A: Yeah, we made it through redistricting. I think our outreach and communication with folks in the district is a huge part of it. I mean, I just show up everywhere. If people invite me to stuff in Kansas, I try to be there. And that’s regardless of what part of the district it’s in or whether people voted for me.
People can tell I’m here to do the work. The redistricting happened, and I got on the Agriculture Committee, because I know there are more farmers and producers and people who are directly working in the ag sector, which is the biggest sector in Kansas. Before the redistricting, it wasn’t as large a presence in the 3rd District as it is now.
And then also, I can only control what I can control.

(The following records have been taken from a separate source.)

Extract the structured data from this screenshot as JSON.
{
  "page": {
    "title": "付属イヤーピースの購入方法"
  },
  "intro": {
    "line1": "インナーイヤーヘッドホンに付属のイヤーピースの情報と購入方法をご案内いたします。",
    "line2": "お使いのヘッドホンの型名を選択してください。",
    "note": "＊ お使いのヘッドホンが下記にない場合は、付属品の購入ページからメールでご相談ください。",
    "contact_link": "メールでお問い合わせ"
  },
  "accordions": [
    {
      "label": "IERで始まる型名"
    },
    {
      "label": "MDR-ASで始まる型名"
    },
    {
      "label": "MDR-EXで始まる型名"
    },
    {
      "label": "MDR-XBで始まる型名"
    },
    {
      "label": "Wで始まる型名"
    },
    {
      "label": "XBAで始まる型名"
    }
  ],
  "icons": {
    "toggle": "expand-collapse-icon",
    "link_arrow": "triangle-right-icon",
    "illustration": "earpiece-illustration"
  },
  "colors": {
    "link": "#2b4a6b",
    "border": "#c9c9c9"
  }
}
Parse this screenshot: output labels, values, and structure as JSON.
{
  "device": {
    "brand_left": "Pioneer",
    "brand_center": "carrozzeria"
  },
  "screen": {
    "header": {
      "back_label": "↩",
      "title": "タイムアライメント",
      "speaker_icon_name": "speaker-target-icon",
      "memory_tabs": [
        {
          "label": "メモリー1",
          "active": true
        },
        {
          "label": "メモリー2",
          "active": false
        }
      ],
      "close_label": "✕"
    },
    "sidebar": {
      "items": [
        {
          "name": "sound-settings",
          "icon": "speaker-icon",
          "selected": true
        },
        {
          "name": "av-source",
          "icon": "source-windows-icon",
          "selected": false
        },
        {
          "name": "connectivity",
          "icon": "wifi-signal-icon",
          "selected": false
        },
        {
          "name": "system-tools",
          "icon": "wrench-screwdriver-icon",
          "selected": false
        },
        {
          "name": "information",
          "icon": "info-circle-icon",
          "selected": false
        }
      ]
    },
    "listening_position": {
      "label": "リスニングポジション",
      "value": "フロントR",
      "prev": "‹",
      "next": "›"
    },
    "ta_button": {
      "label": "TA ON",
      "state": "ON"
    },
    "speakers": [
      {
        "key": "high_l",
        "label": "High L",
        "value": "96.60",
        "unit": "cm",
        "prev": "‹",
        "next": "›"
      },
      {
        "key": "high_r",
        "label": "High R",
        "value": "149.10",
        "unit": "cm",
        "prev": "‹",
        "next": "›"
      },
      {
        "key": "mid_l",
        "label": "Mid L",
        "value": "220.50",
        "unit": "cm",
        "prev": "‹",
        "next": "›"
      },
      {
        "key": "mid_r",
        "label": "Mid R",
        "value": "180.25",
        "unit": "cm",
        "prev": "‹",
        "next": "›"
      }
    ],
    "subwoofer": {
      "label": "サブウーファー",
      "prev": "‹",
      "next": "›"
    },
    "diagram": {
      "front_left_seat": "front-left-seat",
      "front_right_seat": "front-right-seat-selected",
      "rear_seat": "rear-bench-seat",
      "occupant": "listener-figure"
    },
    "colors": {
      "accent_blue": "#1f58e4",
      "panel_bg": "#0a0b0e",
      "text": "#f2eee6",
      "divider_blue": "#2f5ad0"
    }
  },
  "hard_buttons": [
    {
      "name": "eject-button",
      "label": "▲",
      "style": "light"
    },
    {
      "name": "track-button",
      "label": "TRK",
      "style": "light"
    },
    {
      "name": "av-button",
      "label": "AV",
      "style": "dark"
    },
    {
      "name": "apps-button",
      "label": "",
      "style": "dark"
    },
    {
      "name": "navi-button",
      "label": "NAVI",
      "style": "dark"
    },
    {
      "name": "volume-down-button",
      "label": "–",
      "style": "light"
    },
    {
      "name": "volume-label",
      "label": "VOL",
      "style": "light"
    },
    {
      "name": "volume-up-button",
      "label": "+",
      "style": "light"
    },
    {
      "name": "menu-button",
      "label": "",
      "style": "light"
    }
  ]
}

We don’t know what the political environment’s ever gonna look like, so maybe there’s an element of consistency in terms of me showing up — our communications, our offices, our constituent services that we do.
It’s kind of like MMA. You just got to show up every day, even if you’re gonna get punched in the face. No one’s punching me in the face, but you know what I mean. Metaphorically.
Q: What’s one thing you’ve learned about Congress, now that you’re in your third term?
A: My experience here is not what it looks like on TV. Like, Dusty Johnson and I have worked together on some different bills. We sit on Ag and Transportation and Infrastructure together. And Tracey Mann and I, he’s in the Kansas delegation — there are times that Republicans and Democrats are actively seeking out ways to work together. Most people don’t get to see that.
We’re all just humans, people in Congress. I mean, sure, there might be some quirky things about us, but we’re people who are trying to serve our communities. And when people come out here, they get to see that Congress is an institution that’s existed for a long time, but it’s filled with humans.
Last book you read? “The Actual Star” by Monica Byrne.
In politics, can the ends justify the means? I don’t think so.
Your least popular opinion? I don’t like condiments or flavor. I mean, I eat to not die.
One thing your friends know about you that your constituents don’t? Probably my weird food stuff. You can tell how well somebody knows me by how much they know about my food habits. They know I can find something off the kids’ menu at most places.
Best friend in Congress across the aisle? Dusty Johnson. We’ve done a few [bills] together, and we joke around about stuff together.